Above: Example of Bike Life shenanigans*, via YouTube, involving pedal bikes and motorized bikes. *Video not from NH.
MANCHESTER, NH — The next time you see a herd of young people on bicycles popping wheelies and clogging up the main roadways, there are two things you should do, says Manchester Capt. Todd Boucher.
“Don’t get into an altercation with them, and call police and let us know where they are,” says Boucher.
Such daredevil herds of riders are actually part of a trend known as “Bike Life,” which includes pedal bicycles and off-road motorized vehicles and dirt bikes. Riders travel in groups in places they aren’t authorized to do so, primarily in the middle of highway traffic, Boucher says.
While it’s not a new phenomenon here in Manchester, warmer weather is making it high-visibility activity, and police are beginning to get more complaints. Bike Life was a hot topic recently on a community Facebook Page, in a thread which had hundreds of comments.
“We’re well aware of it. To the best of my knowledge, there’s no violence associated with these kids. If I had any advice for people, it would be just be careful. If you encounter kids on bikes, stay in your cars and don’t get into an altercation — and call us and let us know where the group is,” says Boucher, who heads Manchester’s Community Policing unit.
Reports of “bike gangs” impeding traffic by riding in the middle of streets and refusing to move for motorists was a regular occurrence last summer, Boucher says.
“Not to pump them up, but they are talented riders. There is some skill with these kids, and so far, we’re not aware of any violence,” says Boucher, who is not giving them a pass for the prowess.
More like it’s too bad that in a city with a skate park just off Maple Street, where bicycles are welcome, the Bike Life trend includes pushing the legal limits of ridership, and creating a dangerous situation on city roads.
Boucher says enforcement of the law when it comes to this particular situation is difficult, due to the fact that kids on mountain bikes, ORHVs and dirt bikes are capable of dispersing and disappearing in different directions as soon as police show up.
“We might catch up with one or two, but as with any pursuit, we have to evaluate is it worth the risk to chase kids on bikes in traffic,” Boucher says. “The more we chase the more risk there is to them of getting hit.”

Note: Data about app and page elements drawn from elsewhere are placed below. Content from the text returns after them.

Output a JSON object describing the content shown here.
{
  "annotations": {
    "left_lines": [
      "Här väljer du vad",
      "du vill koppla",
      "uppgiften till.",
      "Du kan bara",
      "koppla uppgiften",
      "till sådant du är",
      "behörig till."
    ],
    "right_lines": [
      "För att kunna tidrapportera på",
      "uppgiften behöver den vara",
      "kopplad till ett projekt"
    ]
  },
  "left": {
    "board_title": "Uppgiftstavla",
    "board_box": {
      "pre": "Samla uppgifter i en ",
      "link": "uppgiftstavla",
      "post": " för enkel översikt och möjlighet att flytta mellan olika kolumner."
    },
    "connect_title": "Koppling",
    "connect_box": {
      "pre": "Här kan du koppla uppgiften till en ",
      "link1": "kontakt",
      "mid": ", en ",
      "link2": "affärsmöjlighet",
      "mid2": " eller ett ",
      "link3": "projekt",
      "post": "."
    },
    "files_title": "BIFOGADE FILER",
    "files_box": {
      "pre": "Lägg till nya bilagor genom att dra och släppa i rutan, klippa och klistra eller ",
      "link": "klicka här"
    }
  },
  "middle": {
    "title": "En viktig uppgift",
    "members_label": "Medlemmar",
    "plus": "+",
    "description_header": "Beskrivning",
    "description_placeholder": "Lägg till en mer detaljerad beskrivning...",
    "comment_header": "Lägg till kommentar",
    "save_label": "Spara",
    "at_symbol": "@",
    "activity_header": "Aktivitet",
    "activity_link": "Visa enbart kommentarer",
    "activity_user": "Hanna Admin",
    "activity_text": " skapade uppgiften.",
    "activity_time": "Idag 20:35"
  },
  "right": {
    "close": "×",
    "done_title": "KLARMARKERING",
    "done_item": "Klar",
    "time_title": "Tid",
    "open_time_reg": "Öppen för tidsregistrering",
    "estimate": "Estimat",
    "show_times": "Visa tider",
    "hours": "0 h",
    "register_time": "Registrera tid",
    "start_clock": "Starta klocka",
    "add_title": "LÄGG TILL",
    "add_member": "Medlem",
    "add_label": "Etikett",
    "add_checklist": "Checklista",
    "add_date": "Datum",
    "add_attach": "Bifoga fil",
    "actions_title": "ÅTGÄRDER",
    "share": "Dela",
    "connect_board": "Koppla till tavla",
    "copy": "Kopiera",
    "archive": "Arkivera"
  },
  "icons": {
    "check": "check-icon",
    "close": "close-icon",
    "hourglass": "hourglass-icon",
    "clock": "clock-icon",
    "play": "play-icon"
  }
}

And aside from that, the only crime they are committing is not following the rules of the road, which only rises to a violation.
There have been times when officers have caught up with some of the bike offenders, which allows for an opportunity to have a conversation, or send a message, says Boucher.
“We’ve also had kids where we’ve impounded their bikes until a parent came, and we make them show proof of ownership of bike, and if the bike’s not registered, we have them register it,” Boucher says. “Our big thing is we don’t want to see someone get hurt, or have a motorist intimidated to drive downtown, or anywhere.”
And reports of “bike gangs” do come in from most corners of the city, describing nuisance bike riders.
“It’s not just downtown or South Willow — they’re all over the place,” Boucher says. “We have identified several of them, just from those times when we see them parked and we can go up to them and have a conversation. But as I said, it’s difficult to catch up to them when there are traveling in numbers.”
If you have a complaint about bicycle traffic on the roads, contact Manchester Police at 603-668-8711 and talk to someone in dispatch, Boucher says.
“When we have an officer available we’ll send them out there, but if you’re by yourself, I wouldn’t recommend engaging with a group of people,” Boucher says.